Data to process →
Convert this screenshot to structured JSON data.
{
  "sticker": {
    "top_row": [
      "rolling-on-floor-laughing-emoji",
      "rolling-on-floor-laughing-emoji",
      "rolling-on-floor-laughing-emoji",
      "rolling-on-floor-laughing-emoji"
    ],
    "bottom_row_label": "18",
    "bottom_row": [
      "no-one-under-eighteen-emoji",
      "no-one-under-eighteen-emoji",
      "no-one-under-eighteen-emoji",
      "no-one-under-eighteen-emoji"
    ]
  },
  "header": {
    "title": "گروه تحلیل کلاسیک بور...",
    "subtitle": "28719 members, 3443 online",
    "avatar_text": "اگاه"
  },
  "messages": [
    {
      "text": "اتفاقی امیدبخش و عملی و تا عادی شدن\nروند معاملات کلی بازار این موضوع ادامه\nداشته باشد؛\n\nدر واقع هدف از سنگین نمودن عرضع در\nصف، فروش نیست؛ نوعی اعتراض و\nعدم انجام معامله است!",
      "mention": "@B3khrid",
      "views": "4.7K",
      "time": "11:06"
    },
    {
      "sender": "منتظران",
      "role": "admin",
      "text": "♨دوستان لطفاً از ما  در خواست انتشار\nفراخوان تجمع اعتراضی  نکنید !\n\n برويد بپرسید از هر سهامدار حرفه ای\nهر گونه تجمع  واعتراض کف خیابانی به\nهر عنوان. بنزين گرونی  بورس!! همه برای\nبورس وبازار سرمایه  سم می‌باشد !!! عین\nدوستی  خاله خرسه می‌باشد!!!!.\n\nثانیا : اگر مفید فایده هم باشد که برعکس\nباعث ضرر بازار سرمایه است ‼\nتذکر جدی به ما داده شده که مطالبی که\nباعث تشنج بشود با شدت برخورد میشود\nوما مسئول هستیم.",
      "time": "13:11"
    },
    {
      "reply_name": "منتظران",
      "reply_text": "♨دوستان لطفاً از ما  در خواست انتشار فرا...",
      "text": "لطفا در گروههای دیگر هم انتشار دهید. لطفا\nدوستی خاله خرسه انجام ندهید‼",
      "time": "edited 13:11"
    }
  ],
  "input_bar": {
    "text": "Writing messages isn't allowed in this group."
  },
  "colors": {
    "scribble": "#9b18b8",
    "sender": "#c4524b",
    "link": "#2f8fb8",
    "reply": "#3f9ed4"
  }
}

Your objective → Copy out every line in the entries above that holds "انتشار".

Written solution →
      "text": "♨دوستان لطفاً از ما  در خواست انتشار\nفراخوان تجمع اعتراضی  نکنید !\n\n برويد بپرسید از هر سهامدار حرفه ای\nهر گونه تجمع  واعتراض کف خیابانی به\nهر عنوان. بنزين گرونی  بورس!! همه برای\nبورس وبازار سرمایه  سم می‌باشد !!! عین\nدوستی  خاله خرسه می‌باشد!!!!.\n\nثانیا : اگر مفید فایده هم باشد که برعکس\nباعث ضرر بازار سرمایه است ‼\nتذکر جدی به ما داده شده که مطالبی که\nباعث تشنج بشود با شدت برخورد میشود\nوما مسئول هستیم.",
      "reply_text": "♨دوستان لطفاً از ما  در خواست انتشار فرا...",
      "text": "لطفا در گروههای دیگر هم انتشار دهید. لطفا\nدوستی خاله خرسه انجام ندهید‼",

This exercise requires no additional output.